  • Can be confident that their human rights are respected and taken into account.

How this check was done

We looked at the personal care or treatment records of people who use the service, carried out a visit on 29 January 2014 and 7 February 2014, talked with people who use the service and talked with carers and / or family members. We talked with staff.

We were supported on this inspection by an expert-by-experience. This is a person who has personal experience of using or caring for someone who uses this type of care service.

Our judgement

Before people received any care or treatment they were asked for their consent and the provider acted in accordance with their wishes.

Reasons for our judgement

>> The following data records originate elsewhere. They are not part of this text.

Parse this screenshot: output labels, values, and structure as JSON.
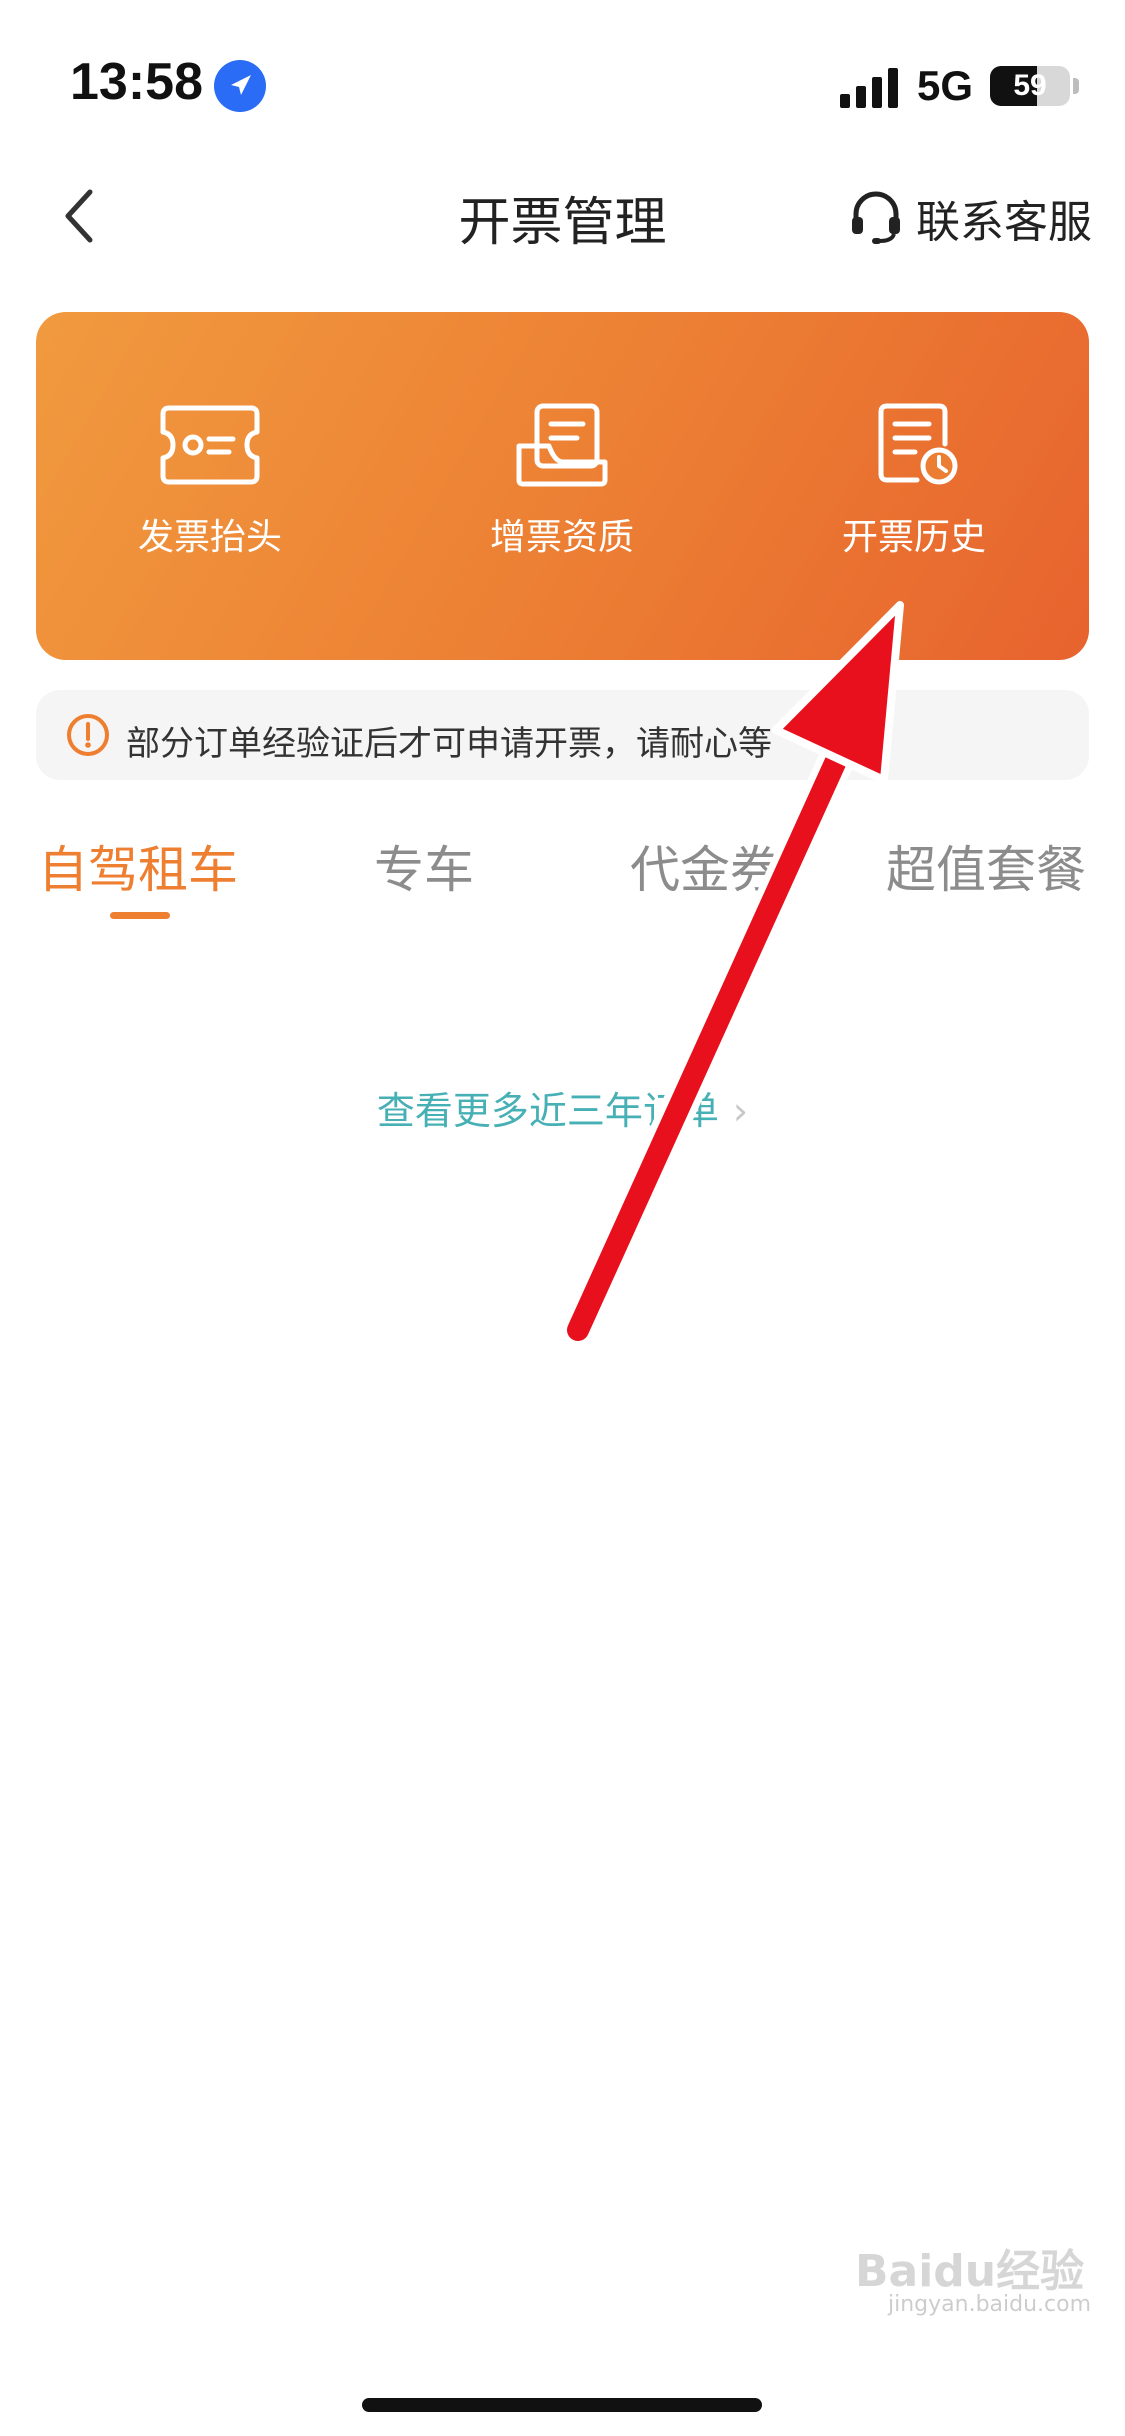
{
  "status_bar": {
    "time": "13:58",
    "network": "5G",
    "battery_percent": "59",
    "battery_level": 0.59
  },
  "nav": {
    "title": "开票管理",
    "support_label": "联系客服"
  },
  "card": {
    "items": [
      {
        "label": "发票抬头",
        "icon": "ticket-icon"
      },
      {
        "label": "增票资质",
        "icon": "document-stack-icon"
      },
      {
        "label": "开票历史",
        "icon": "document-clock-icon"
      }
    ]
  },
  "notice": {
    "text": "部分订单经验证后才可申请开票，请耐心等",
    "icon": "exclamation-circle-icon"
  },
  "tabs": {
    "items": [
      "自驾租车",
      "专车",
      "代金券",
      "超值套餐"
    ],
    "active_index": 0
  },
  "more_link": {
    "label": "查看更多近三年订单"
  },
  "watermark": {
    "text": "Baidu经验",
    "sub": "jingyan.baidu.com"
  },
  "colors": {
    "accent": "#ee7e30",
    "link": "#47b0b5",
    "annotation": "#e8101c"
  }
}
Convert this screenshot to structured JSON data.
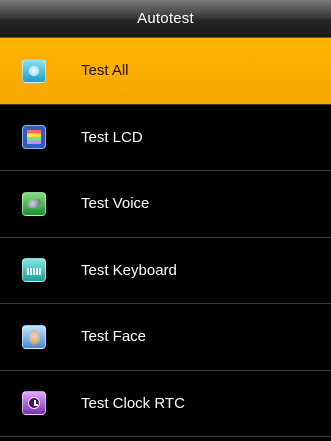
{
  "window": {
    "title": "Autotest"
  },
  "menu": {
    "items": [
      {
        "label": "Test All",
        "icon": "test-all-icon",
        "selected": true
      },
      {
        "label": "Test LCD",
        "icon": "lcd-icon",
        "selected": false
      },
      {
        "label": "Test Voice",
        "icon": "speaker-icon",
        "selected": false
      },
      {
        "label": "Test Keyboard",
        "icon": "keyboard-icon",
        "selected": false
      },
      {
        "label": "Test Face",
        "icon": "face-icon",
        "selected": false
      },
      {
        "label": "Test Clock RTC",
        "icon": "clock-icon",
        "selected": false
      }
    ]
  },
  "colors": {
    "background": "#000000",
    "selected": "#f7a600",
    "text": "#ffffff",
    "divider": "#3a3a3a"
  }
}
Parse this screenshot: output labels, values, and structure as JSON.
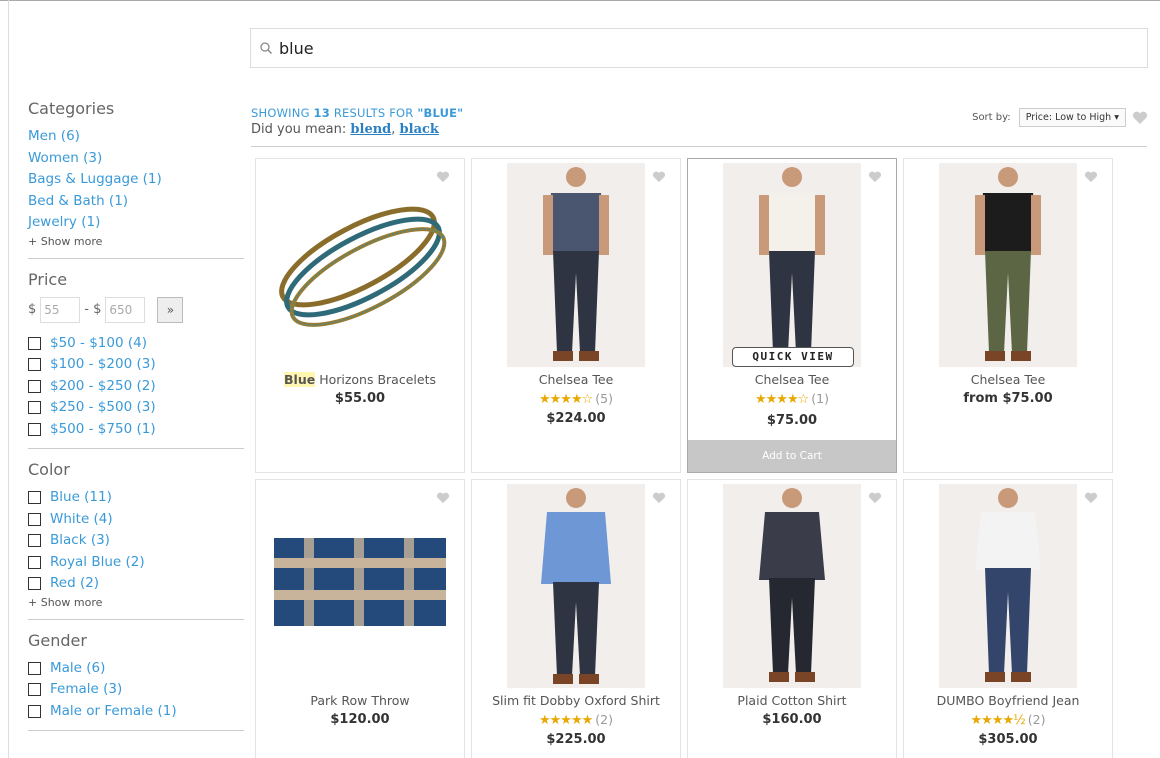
{
  "search": {
    "value": "blue"
  },
  "sidebar": {
    "categories": {
      "title": "Categories",
      "items": [
        "Men (6)",
        "Women (3)",
        "Bags & Luggage (1)",
        "Bed & Bath (1)",
        "Jewelry (1)"
      ],
      "show_more": "+ Show more"
    },
    "price": {
      "title": "Price",
      "min_prefix": "$",
      "min_value": "55",
      "sep": "- $",
      "max_value": "650",
      "go": "»",
      "ranges": [
        "$50 - $100 (4)",
        "$100 - $200 (3)",
        "$200 - $250 (2)",
        "$250 - $500 (3)",
        "$500 - $750 (1)"
      ]
    },
    "color": {
      "title": "Color",
      "items": [
        "Blue (11)",
        "White (4)",
        "Black (3)",
        "Royal Blue (2)",
        "Red (2)"
      ],
      "show_more": "+ Show more"
    },
    "gender": {
      "title": "Gender",
      "items": [
        "Male (6)",
        "Female (3)",
        "Male or Female (1)"
      ]
    }
  },
  "results": {
    "showing_prefix": "SHOWING",
    "count": "13",
    "showing_middle": "RESULTS FOR",
    "query": "\"BLUE\"",
    "did_you_mean": "Did you mean:",
    "suggest1": "blend",
    "suggest_sep": ",",
    "suggest2": "black"
  },
  "sort": {
    "label": "Sort by:",
    "value": "Price: Low to High ▾"
  },
  "products": [
    {
      "name_hl": "Blue",
      "name": " Horizons Bracelets",
      "price": "$55.00"
    },
    {
      "name": "Chelsea Tee",
      "stars": "★★★★☆",
      "count": "(5)",
      "price": "$224.00"
    },
    {
      "name": "Chelsea Tee",
      "stars": "★★★★☆",
      "count": "(1)",
      "price": "$75.00",
      "quick_view": "QUICK VIEW",
      "add_to_cart": "Add to Cart"
    },
    {
      "name": "Chelsea Tee",
      "price": "from $75.00"
    },
    {
      "name": "Park Row Throw",
      "price": "$120.00"
    },
    {
      "name": "Slim fit Dobby Oxford Shirt",
      "stars": "★★★★★",
      "count": "(2)",
      "price": "$225.00"
    },
    {
      "name": "Plaid Cotton Shirt",
      "price": "$160.00"
    },
    {
      "name": "DUMBO Boyfriend Jean",
      "stars": "★★★★½",
      "count": "(2)",
      "price": "$305.00"
    }
  ],
  "colors": {
    "link": "#3a9ad9",
    "star": "#e8a800",
    "highlight": "#fff6b0"
  }
}
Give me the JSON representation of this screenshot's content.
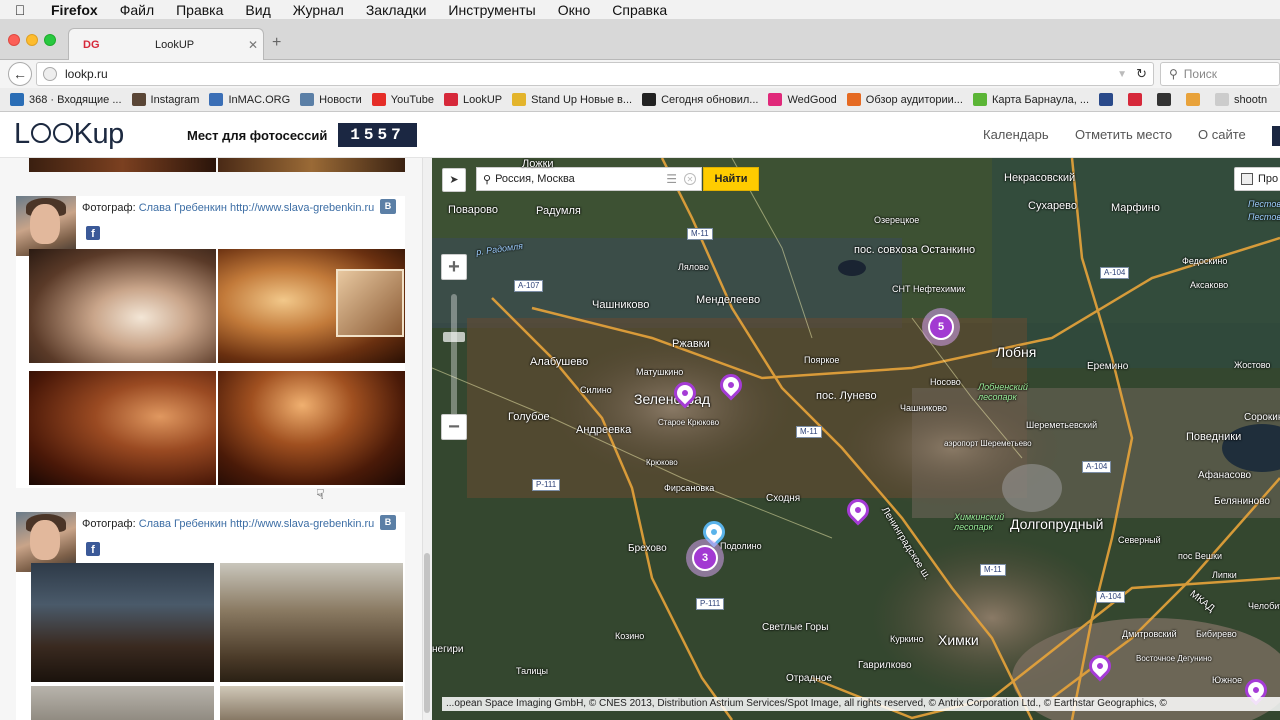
{
  "menubar": {
    "app": "Firefox",
    "items": [
      "Файл",
      "Правка",
      "Вид",
      "Журнал",
      "Закладки",
      "Инструменты",
      "Окно",
      "Справка"
    ]
  },
  "tab": {
    "favicon": "DG",
    "title": "LookUP"
  },
  "url": "lookp.ru",
  "search": {
    "placeholder": "Поиск"
  },
  "bookmarks": [
    {
      "label": "368 · Входящие ...",
      "icon": "mail-icon",
      "color": "#2a6db5"
    },
    {
      "label": "Instagram",
      "icon": "instagram-icon",
      "color": "#5a4636"
    },
    {
      "label": "InMAC.ORG",
      "icon": "inmac-icon",
      "color": "#3b6fb6"
    },
    {
      "label": "Новости",
      "icon": "vk-icon",
      "color": "#5b7fa6"
    },
    {
      "label": "YouTube",
      "icon": "youtube-icon",
      "color": "#e52d27"
    },
    {
      "label": "LookUP",
      "icon": "lookup-icon",
      "color": "#d6283a"
    },
    {
      "label": "Stand Up Новые в...",
      "icon": "standup-icon",
      "color": "#e3b42b"
    },
    {
      "label": "Сегодня обновил...",
      "icon": "github-icon",
      "color": "#222222"
    },
    {
      "label": "WedGood",
      "icon": "wedgood-icon",
      "color": "#e0297a"
    },
    {
      "label": "Обзор аудитории...",
      "icon": "chart-icon",
      "color": "#e56a22"
    },
    {
      "label": "Карта Барнаула, ...",
      "icon": "2gis-icon",
      "color": "#5bb536"
    },
    {
      "label": "",
      "icon": "bm-icon",
      "color": "#2a4a8a"
    },
    {
      "label": "",
      "icon": "dg-icon",
      "color": "#d6283a"
    },
    {
      "label": "",
      "icon": "terminal-icon",
      "color": "#333333"
    },
    {
      "label": "",
      "icon": "stack-icon",
      "color": "#e8a23a"
    },
    {
      "label": "shootn",
      "icon": "page-icon",
      "color": "#cccccc"
    }
  ],
  "header": {
    "logo": {
      "a": "L",
      "b": "Kup"
    },
    "counter_label": "Мест для фотосессий",
    "counter": "1557",
    "nav": [
      "Календарь",
      "Отметить место",
      "О сайте"
    ]
  },
  "cards": [
    {
      "label": "Фотограф:",
      "name": "Слава Гребенкин",
      "url": "http://www.slava-grebenkin.ru",
      "vk": "В",
      "fb": "f"
    },
    {
      "label": "Фотограф:",
      "name": "Слава Гребенкин",
      "url": "http://www.slava-grebenkin.ru",
      "vk": "В",
      "fb": "f"
    }
  ],
  "map": {
    "search_value": "Россия, Москва",
    "find_label": "Найти",
    "layer_label": "Про",
    "zoom_in": "+",
    "zoom_out": "−",
    "clusters": [
      "5",
      "3"
    ],
    "copyright": "...opean Space Imaging GmbH, © CNES 2013, Distribution Astrium Services/Spot Image, all rights reserved, © Antrix Corporation Ltd., © Earthstar Geographics, ©",
    "labels": [
      "Некрасовский",
      "Сухарево",
      "Марфино",
      "Пестово",
      "Поварово",
      "Радумля",
      "Ложки",
      "Озерецкое",
      "пос. совхоза Останкино",
      "Федоскино",
      "Лялово",
      "Чашниково",
      "Менделеево",
      "СНТ Нефтехимик",
      "Акcаково",
      "Ржавки",
      "Алабушево",
      "Пояркое",
      "пос. Лунево",
      "Носово",
      "Еремино",
      "Жостово",
      "Матушкино",
      "Силино",
      "Голубое",
      "Андреевка",
      "Старое Крюково",
      "Чашниково",
      "Шереметьевский",
      "Сорокино",
      "Поведники",
      "аэропорт Шереметьево",
      "Фирсановка",
      "Сходня",
      "Афанасово",
      "Беляниново",
      "Брехово",
      "Подолино",
      "Северный",
      "пос Вешки",
      "Липки",
      "Козино",
      "Светлые Горы",
      "Куркино",
      "Гаврилково",
      "Отрадное",
      "Дмитровский",
      "Бибирево",
      "Восточное Дегунино",
      "Челобит",
      "Южное",
      "Крюково",
      "Талицы",
      "негири"
    ],
    "big_labels": [
      "Зеленоград",
      "Лобня",
      "Долгопрудный",
      "Химки"
    ],
    "park_labels": [
      "Лобненский лесопарк",
      "Химкинский лесопарк"
    ],
    "water_labels": [
      "р. Радомля",
      "Пестовское"
    ],
    "highways": [
      "М-11",
      "А-107",
      "М-11",
      "А-104",
      "А-104",
      "Р-111",
      "М-11",
      "Р-111",
      "А-104",
      "МКАД"
    ],
    "road_label": "Ленинградское ш."
  }
}
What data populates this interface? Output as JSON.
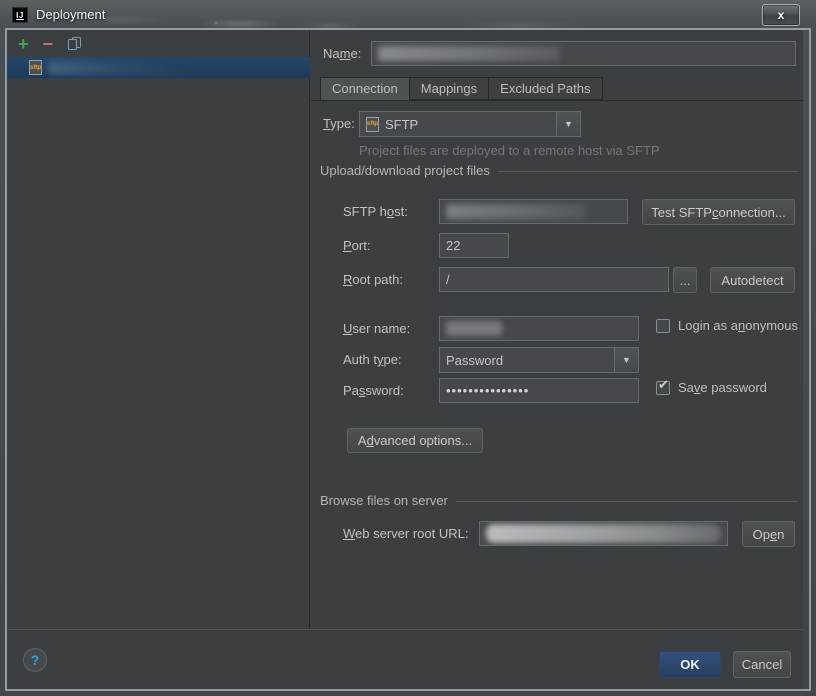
{
  "window": {
    "title": "Deployment"
  },
  "icons": {
    "logo_text": "IJ",
    "close_glyph": "x",
    "add_glyph": "+",
    "remove_glyph": "−",
    "sftp_badge": "sftp",
    "dropdown_glyph": "▼",
    "help_glyph": "?",
    "check_glyph": "✔"
  },
  "form": {
    "name_label": {
      "pre": "Na",
      "key": "m",
      "suf": "e:"
    },
    "tabs": [
      {
        "label": "Connection",
        "selected": true
      },
      {
        "label": "Mappings",
        "selected": false
      },
      {
        "label": "Excluded Paths",
        "selected": false
      }
    ],
    "type_label": {
      "pre": "",
      "key": "T",
      "suf": "ype:"
    },
    "type_value": "SFTP",
    "type_hint": "Project files are deployed to a remote host via SFTP",
    "section_upload": "Upload/download project files",
    "sftp_host_label": {
      "pre": "SFTP h",
      "key": "o",
      "suf": "st:"
    },
    "sftp_host_value": "",
    "test_connection_button": {
      "pre": "Test SFTP ",
      "key": "c",
      "suf": "onnection..."
    },
    "port_label": {
      "pre": "",
      "key": "P",
      "suf": "ort:"
    },
    "port_value": "22",
    "root_path_label": {
      "pre": "",
      "key": "R",
      "suf": "oot path:"
    },
    "root_path_value": "/",
    "browse_button": "...",
    "autodetect_button": "Autodetect",
    "user_name_label": {
      "pre": "",
      "key": "U",
      "suf": "ser name:"
    },
    "user_name_value": "",
    "anonymous_checkbox": {
      "pre": "Login as a",
      "key": "n",
      "suf": "onymous",
      "checked": false
    },
    "auth_type_label": {
      "pre": "Auth t",
      "key": "y",
      "suf": "pe:"
    },
    "auth_type_value": "Password",
    "password_label": {
      "pre": "Pa",
      "key": "s",
      "suf": "sword:"
    },
    "password_masked": "•••••••••••••••",
    "save_password_checkbox": {
      "pre": "Sa",
      "key": "v",
      "suf": "e password",
      "checked": true
    },
    "advanced_button": {
      "pre": "A",
      "key": "d",
      "suf": "vanced options..."
    },
    "section_browse": "Browse files on server",
    "web_url_label": {
      "pre": "",
      "key": "W",
      "suf": "eb server root URL:"
    },
    "web_url_value": "",
    "open_button": {
      "pre": "Op",
      "key": "e",
      "suf": "n"
    }
  },
  "footer": {
    "ok": "OK",
    "cancel": "Cancel"
  },
  "colors": {
    "dialog_bg": "#3c3f41",
    "input_bg": "#45494b",
    "input_border": "#646a6d",
    "selection_bg": "#1d3a57",
    "ok_button_bg": "#2d4b76",
    "add_icon": "#4aa44e",
    "remove_icon": "#c57470",
    "sftp_icon_accent": "#e8a33d",
    "hint_text": "#73767a",
    "help_question": "#3f9ed9"
  }
}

Before people received any care or treatment they were asked for their consent and the provider acted in accordance with their wishes.

We asked the manager how people who used the service consented to the care and treatment they received. They showed us a section of the ‘initial assessment’ document. We saw this contained a section for people to sign to give their consent for information about them being shared with other parties involved in their care. The provider may find it useful to note however, there did not appear to be provision in the document for a person to consent to the care and support to be provided.

We spoke to the manager about Mental Capacity Training. They told us they had received training along with the locality managers. They told us support workers and home support co-ordinators had not had training in the Mental Capacity Act. The provider may find it useful to note this may result in staff not being fully aware of their responsibilities under this legislation.

After the inspection we spoke with six home support workers. We asked them how they ensured the people they supported were given opportunities to make choices and decisions about their care and support. Their comments included;

“I open the wardrobe door, I encourage them to choose. I take a choice of meals from the freezer, let them choose which one.”

“I encourage them to do what they can for themselves.”

We also asked staff what action they would take if a person declined the care or support being offered to them. Staff told us:

“The majority have capacity. If they decline, we try to persuade them. If they are adamant, we have to respect that decision.”

This showed the service respected people’s decision to make their own decisions.

We spoke with people who were using the service or who had recently used the service, after the inspection. Many of them told us they had been treated with dignity and respect by the staff. Their comments included;

“They gave X the choice of what clothes they wanted to wear and also whether they had a shower or a wash.”

“They asked me what I wanted to be called when they started to come and everyone has stuck to it”.

“They were very clear, precise and patient in explaining it all to my relative. Involved and included them in it all.”